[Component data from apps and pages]
----------------------------------------

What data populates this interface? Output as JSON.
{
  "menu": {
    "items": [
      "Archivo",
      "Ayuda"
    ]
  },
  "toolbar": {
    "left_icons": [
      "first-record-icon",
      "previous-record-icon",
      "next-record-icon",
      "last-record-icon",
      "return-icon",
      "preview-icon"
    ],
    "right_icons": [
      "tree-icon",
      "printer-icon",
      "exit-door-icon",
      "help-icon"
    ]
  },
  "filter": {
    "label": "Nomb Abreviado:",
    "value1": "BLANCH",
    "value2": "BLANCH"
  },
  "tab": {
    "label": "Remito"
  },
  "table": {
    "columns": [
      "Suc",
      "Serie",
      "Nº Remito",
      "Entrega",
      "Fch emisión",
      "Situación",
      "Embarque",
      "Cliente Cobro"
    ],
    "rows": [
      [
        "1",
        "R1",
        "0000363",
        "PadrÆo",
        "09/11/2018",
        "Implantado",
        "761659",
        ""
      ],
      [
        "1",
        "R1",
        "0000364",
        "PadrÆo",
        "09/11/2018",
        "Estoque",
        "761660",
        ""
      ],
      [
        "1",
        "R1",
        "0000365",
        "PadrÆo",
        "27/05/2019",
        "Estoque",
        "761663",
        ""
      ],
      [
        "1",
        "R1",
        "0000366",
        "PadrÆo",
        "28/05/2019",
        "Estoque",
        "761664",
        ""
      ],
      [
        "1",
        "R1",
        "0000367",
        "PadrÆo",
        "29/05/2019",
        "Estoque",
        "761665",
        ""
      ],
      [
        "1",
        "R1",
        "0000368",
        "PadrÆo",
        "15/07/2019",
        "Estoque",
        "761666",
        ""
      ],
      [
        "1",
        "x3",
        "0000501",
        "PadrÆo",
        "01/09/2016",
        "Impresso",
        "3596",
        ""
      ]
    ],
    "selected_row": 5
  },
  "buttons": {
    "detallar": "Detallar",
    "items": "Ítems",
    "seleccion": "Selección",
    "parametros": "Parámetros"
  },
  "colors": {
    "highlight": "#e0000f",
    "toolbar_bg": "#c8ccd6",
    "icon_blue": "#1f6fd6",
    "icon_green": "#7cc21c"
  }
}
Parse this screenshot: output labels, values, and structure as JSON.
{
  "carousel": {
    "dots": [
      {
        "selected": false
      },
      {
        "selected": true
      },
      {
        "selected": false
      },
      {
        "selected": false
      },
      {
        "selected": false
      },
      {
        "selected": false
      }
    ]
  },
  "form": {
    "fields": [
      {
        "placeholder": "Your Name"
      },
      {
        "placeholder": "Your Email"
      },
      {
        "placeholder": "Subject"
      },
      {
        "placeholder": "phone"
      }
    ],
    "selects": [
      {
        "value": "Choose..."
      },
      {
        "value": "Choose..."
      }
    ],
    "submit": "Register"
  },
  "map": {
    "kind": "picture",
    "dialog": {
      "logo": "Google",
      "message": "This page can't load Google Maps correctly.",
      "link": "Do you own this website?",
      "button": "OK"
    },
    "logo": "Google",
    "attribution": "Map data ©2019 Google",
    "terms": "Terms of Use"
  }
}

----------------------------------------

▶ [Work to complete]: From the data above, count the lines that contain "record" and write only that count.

▶ [Completed exercise]: 4